= Your instructions =
Retype the records word for word. Skip every image.

[Data about app and page elements]
BEGIN
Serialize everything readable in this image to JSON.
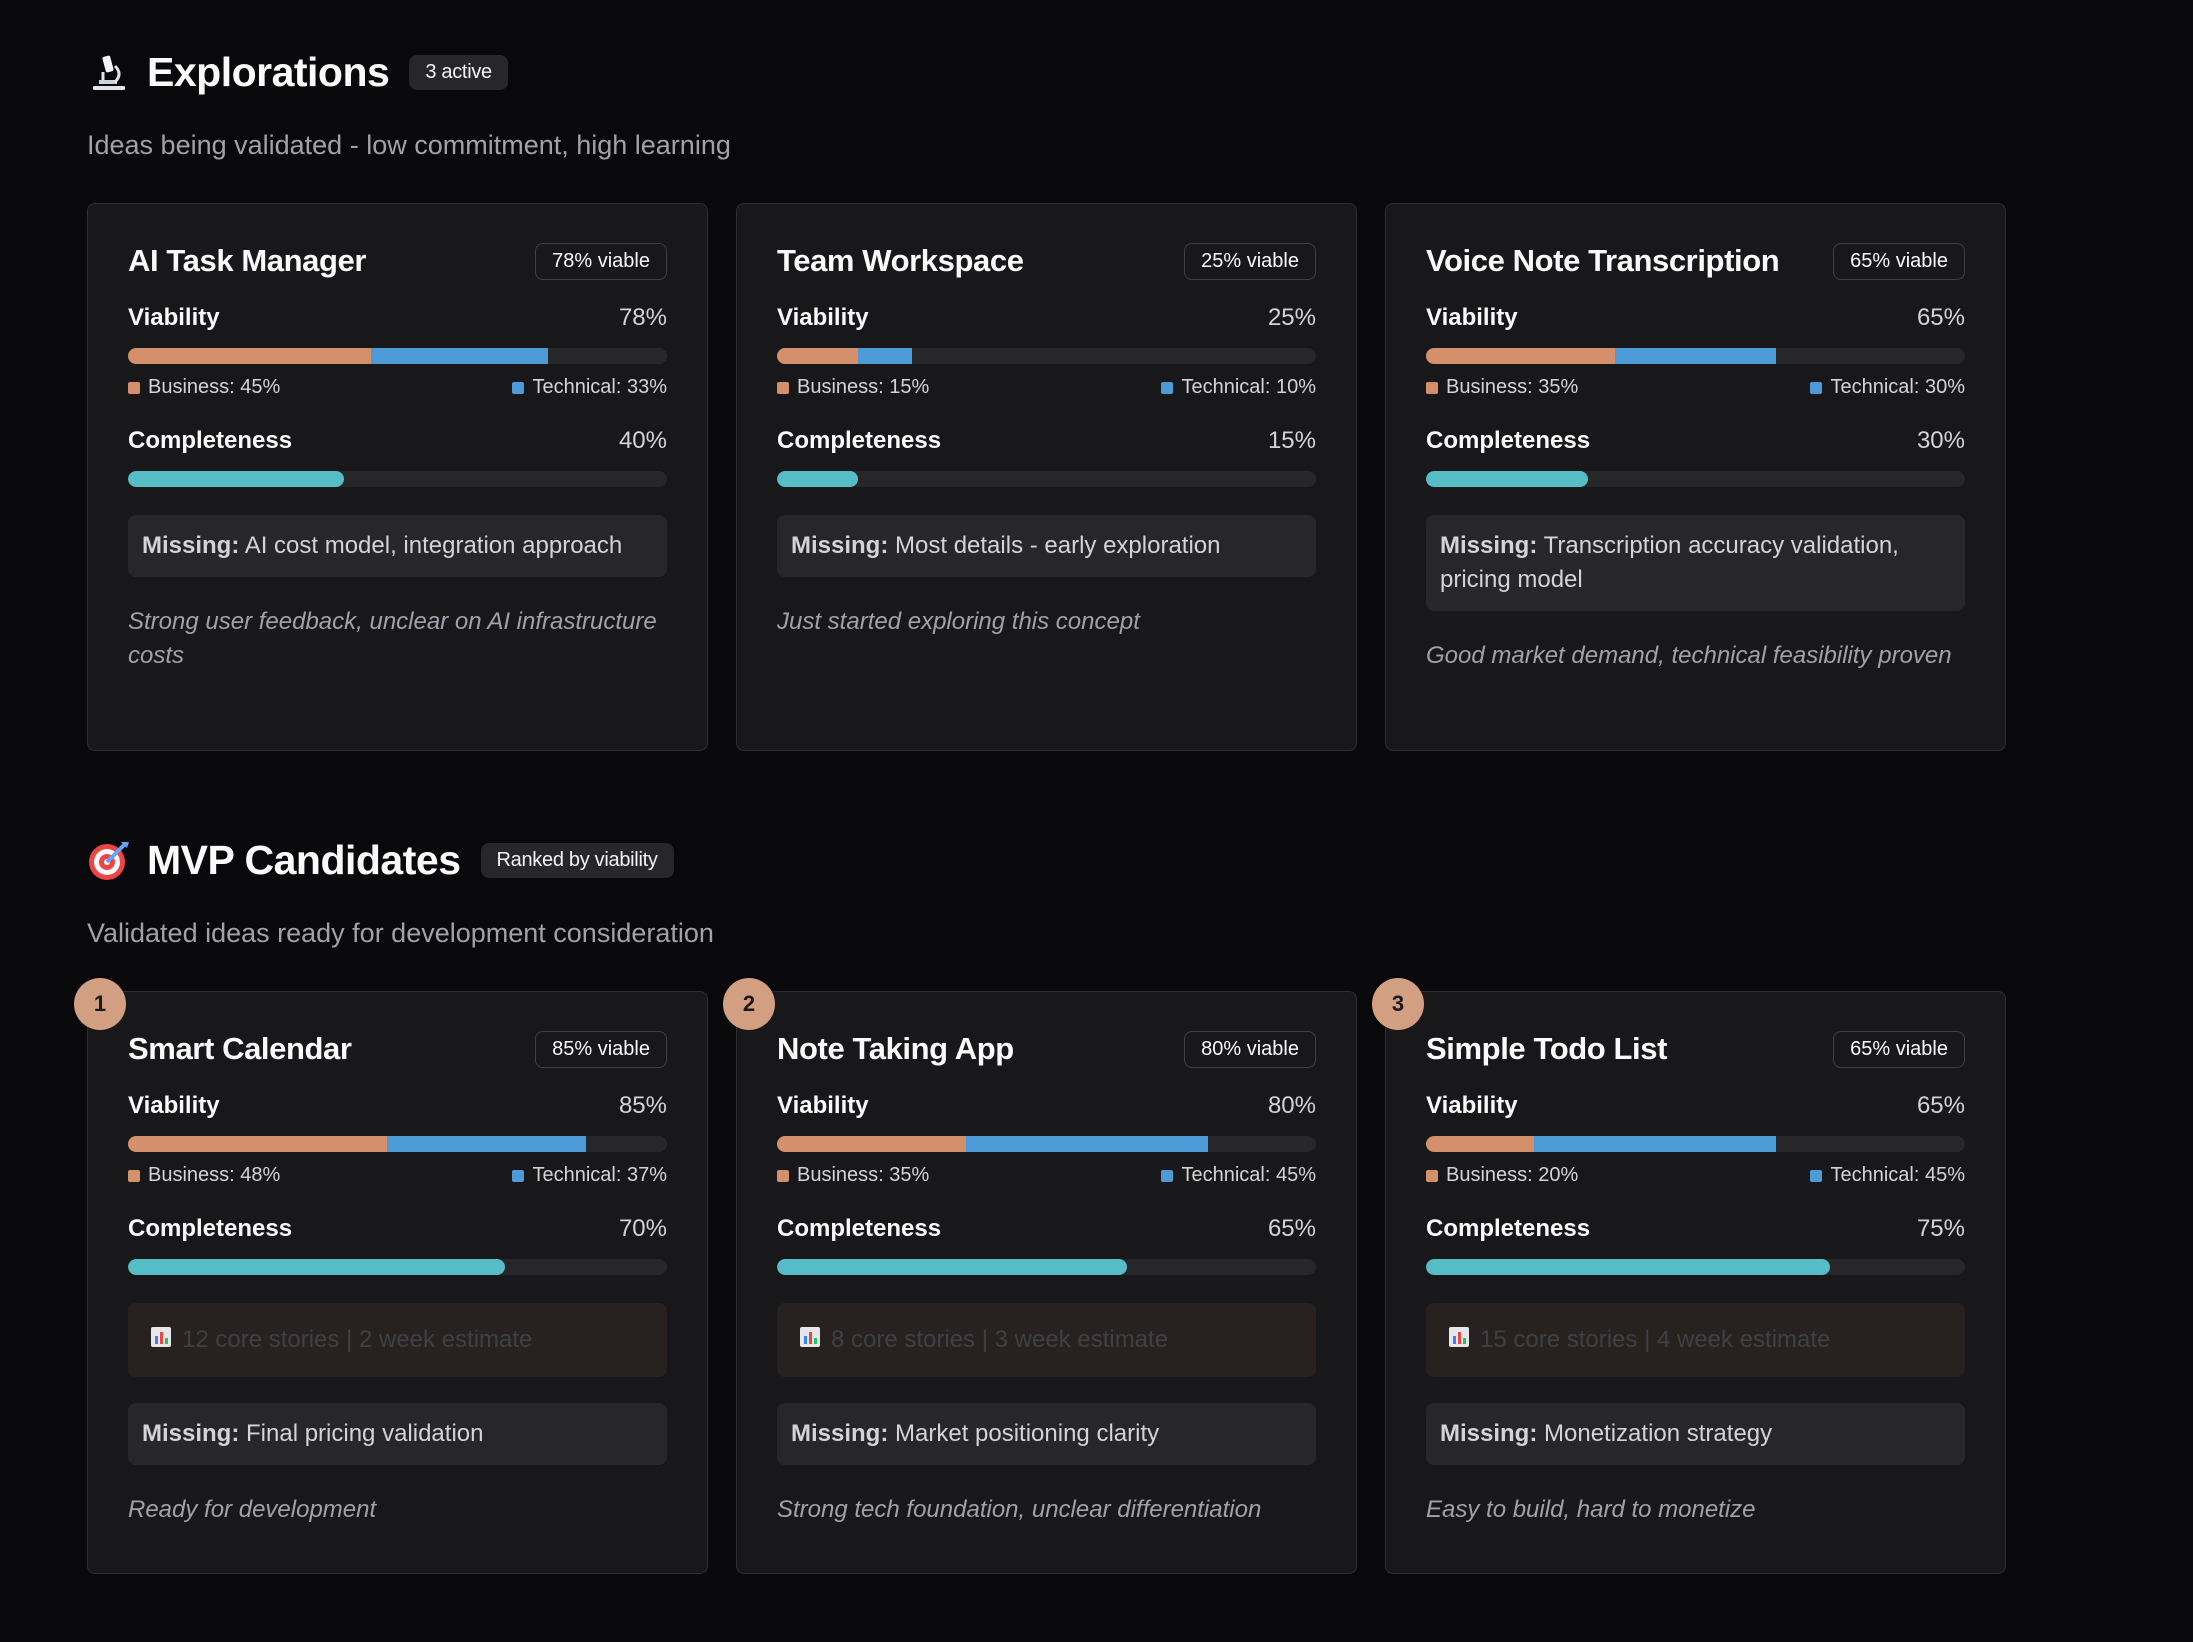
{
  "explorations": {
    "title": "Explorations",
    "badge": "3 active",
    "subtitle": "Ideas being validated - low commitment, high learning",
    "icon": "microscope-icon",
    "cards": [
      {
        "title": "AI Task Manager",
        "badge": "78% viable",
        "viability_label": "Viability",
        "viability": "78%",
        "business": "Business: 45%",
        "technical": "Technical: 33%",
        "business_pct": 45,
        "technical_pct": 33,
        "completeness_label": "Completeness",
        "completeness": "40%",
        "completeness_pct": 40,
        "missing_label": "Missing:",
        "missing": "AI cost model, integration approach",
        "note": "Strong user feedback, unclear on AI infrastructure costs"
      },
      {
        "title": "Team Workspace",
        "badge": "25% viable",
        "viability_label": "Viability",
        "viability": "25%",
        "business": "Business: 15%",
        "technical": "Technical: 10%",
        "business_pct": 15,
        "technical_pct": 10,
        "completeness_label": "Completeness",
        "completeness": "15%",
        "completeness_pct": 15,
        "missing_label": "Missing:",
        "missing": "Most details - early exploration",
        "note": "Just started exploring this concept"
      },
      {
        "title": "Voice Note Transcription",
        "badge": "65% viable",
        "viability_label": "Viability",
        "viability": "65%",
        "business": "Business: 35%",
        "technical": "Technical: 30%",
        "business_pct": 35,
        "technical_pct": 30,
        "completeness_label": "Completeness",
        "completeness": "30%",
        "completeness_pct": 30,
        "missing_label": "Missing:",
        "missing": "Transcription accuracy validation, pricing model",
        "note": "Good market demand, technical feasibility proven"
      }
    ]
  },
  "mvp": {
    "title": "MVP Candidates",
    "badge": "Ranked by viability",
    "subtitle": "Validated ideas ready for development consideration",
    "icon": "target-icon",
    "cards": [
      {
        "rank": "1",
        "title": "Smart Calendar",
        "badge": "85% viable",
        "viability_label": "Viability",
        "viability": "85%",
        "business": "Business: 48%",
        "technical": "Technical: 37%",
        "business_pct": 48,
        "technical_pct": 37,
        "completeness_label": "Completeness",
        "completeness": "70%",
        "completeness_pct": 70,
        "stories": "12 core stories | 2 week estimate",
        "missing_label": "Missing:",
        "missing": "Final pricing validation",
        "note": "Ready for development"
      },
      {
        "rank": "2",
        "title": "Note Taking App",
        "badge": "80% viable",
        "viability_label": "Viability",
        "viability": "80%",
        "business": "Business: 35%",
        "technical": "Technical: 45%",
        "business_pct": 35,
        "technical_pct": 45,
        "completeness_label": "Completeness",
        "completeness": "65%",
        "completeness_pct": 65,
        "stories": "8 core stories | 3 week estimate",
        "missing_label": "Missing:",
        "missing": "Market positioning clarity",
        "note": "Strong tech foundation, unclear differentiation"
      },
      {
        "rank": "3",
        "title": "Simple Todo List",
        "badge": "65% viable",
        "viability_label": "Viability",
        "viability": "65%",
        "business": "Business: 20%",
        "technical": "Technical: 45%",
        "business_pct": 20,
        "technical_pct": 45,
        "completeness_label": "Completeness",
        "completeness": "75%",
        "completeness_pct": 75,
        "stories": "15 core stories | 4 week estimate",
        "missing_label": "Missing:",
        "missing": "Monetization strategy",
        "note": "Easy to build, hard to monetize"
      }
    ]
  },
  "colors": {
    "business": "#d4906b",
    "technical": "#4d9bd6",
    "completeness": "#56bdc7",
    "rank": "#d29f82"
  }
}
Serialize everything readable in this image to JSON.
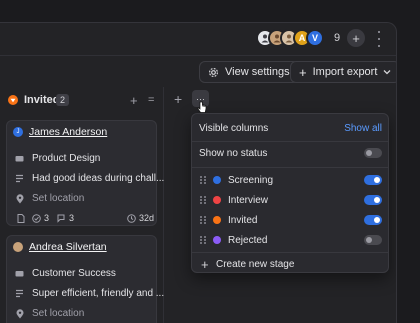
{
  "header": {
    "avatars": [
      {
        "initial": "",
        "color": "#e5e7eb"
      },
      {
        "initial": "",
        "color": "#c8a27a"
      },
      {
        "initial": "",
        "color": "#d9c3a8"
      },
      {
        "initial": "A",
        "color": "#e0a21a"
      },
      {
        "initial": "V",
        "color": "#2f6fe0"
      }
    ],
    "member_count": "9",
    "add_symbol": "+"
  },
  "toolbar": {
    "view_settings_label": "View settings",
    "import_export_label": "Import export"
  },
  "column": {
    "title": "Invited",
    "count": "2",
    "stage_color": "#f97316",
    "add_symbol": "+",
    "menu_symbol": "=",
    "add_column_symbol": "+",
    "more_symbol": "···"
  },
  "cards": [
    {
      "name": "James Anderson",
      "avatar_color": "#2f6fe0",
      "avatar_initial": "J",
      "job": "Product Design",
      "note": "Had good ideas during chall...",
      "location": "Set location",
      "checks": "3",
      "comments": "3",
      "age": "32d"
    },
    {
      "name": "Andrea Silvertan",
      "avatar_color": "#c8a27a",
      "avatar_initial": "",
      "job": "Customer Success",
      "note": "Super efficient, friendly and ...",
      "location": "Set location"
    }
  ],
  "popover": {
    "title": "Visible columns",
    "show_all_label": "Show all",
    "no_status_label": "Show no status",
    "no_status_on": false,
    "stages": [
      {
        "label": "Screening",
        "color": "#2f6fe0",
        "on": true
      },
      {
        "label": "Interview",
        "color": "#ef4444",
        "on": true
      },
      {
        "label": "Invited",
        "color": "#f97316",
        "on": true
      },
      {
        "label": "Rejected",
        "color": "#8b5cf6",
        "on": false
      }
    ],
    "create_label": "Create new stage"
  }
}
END
= Result for this task =
Serialize everything readable in this image to JSON.
{
  "explorations": {
    "title": "Explorations",
    "badge": "3 active",
    "subtitle": "Ideas being validated - low commitment, high learning",
    "icon": "microscope-icon",
    "cards": [
      {
        "title": "AI Task Manager",
        "badge": "78% viable",
        "viability_label": "Viability",
        "viability": "78%",
        "business": "Business: 45%",
        "technical": "Technical: 33%",
        "business_pct": 45,
        "technical_pct": 33,
        "completeness_label": "Completeness",
        "completeness": "40%",
        "completeness_pct": 40,
        "missing_label": "Missing:",
        "missing": "AI cost model, integration approach",
        "note": "Strong user feedback, unclear on AI infrastructure costs"
      },
      {
        "title": "Team Workspace",
        "badge": "25% viable",
        "viability_label": "Viability",
        "viability": "25%",
        "business": "Business: 15%",
        "technical": "Technical: 10%",
        "business_pct": 15,
        "technical_pct": 10,
        "completeness_label": "Completeness",
        "completeness": "15%",
        "completeness_pct": 15,
        "missing_label": "Missing:",
        "missing": "Most details - early exploration",
        "note": "Just started exploring this concept"
      },
      {
        "title": "Voice Note Transcription",
        "badge": "65% viable",
        "viability_label": "Viability",
        "viability": "65%",
        "business": "Business: 35%",
        "technical": "Technical: 30%",
        "business_pct": 35,
        "technical_pct": 30,
        "completeness_label": "Completeness",
        "completeness": "30%",
        "completeness_pct": 30,
        "missing_label": "Missing:",
        "missing": "Transcription accuracy validation, pricing model",
        "note": "Good market demand, technical feasibility proven"
      }
    ]
  },
  "mvp": {
    "title": "MVP Candidates",
    "badge": "Ranked by viability",
    "subtitle": "Validated ideas ready for development consideration",
    "icon": "target-icon",
    "cards": [
      {
        "rank": "1",
        "title": "Smart Calendar",
        "badge": "85% viable",
        "viability_label": "Viability",
        "viability": "85%",
        "business": "Business: 48%",
        "technical": "Technical: 37%",
        "business_pct": 48,
        "technical_pct": 37,
        "completeness_label": "Completeness",
        "completeness": "70%",
        "completeness_pct": 70,
        "stories": "12 core stories | 2 week estimate",
        "missing_label": "Missing:",
        "missing": "Final pricing validation",
        "note": "Ready for development"
      },
      {
        "rank": "2",
        "title": "Note Taking App",
        "badge": "80% viable",
        "viability_label": "Viability",
        "viability": "80%",
        "business": "Business: 35%",
        "technical": "Technical: 45%",
        "business_pct": 35,
        "technical_pct": 45,
        "completeness_label": "Completeness",
        "completeness": "65%",
        "completeness_pct": 65,
        "stories": "8 core stories | 3 week estimate",
        "missing_label": "Missing:",
        "missing": "Market positioning clarity",
        "note": "Strong tech foundation, unclear differentiation"
      },
      {
        "rank": "3",
        "title": "Simple Todo List",
        "badge": "65% viable",
        "viability_label": "Viability",
        "viability": "65%",
        "business": "Business: 20%",
        "technical": "Technical: 45%",
        "business_pct": 20,
        "technical_pct": 45,
        "completeness_label": "Completeness",
        "completeness": "75%",
        "completeness_pct": 75,
        "stories": "15 core stories | 4 week estimate",
        "missing_label": "Missing:",
        "missing": "Monetization strategy",
        "note": "Easy to build, hard to monetize"
      }
    ]
  },
  "colors": {
    "business": "#d4906b",
    "technical": "#4d9bd6",
    "completeness": "#56bdc7",
    "rank": "#d29f82"
  }
}
Serialize everything readable in this image to JSON.
{
  "header": {
    "avatars": [
      {
        "initial": "",
        "color": "#e5e7eb"
      },
      {
        "initial": "",
        "color": "#c8a27a"
      },
      {
        "initial": "",
        "color": "#d9c3a8"
      },
      {
        "initial": "A",
        "color": "#e0a21a"
      },
      {
        "initial": "V",
        "color": "#2f6fe0"
      }
    ],
    "member_count": "9",
    "add_symbol": "+"
  },
  "toolbar": {
    "view_settings_label": "View settings",
    "import_export_label": "Import export"
  },
  "column": {
    "title": "Invited",
    "count": "2",
    "stage_color": "#f97316",
    "add_symbol": "+",
    "menu_symbol": "=",
    "add_column_symbol": "+",
    "more_symbol": "···"
  },
  "cards": [
    {
      "name": "James Anderson",
      "avatar_color": "#2f6fe0",
      "avatar_initial": "J",
      "job": "Product Design",
      "note": "Had good ideas during chall...",
      "location": "Set location",
      "checks": "3",
      "comments": "3",
      "age": "32d"
    },
    {
      "name": "Andrea Silvertan",
      "avatar_color": "#c8a27a",
      "avatar_initial": "",
      "job": "Customer Success",
      "note": "Super efficient, friendly and ...",
      "location": "Set location"
    }
  ],
  "popover": {
    "title": "Visible columns",
    "show_all_label": "Show all",
    "no_status_label": "Show no status",
    "no_status_on": false,
    "stages": [
      {
        "label": "Screening",
        "color": "#2f6fe0",
        "on": true
      },
      {
        "label": "Interview",
        "color": "#ef4444",
        "on": true
      },
      {
        "label": "Invited",
        "color": "#f97316",
        "on": true
      },
      {
        "label": "Rejected",
        "color": "#8b5cf6",
        "on": false
      }
    ],
    "create_label": "Create new stage"
  }
}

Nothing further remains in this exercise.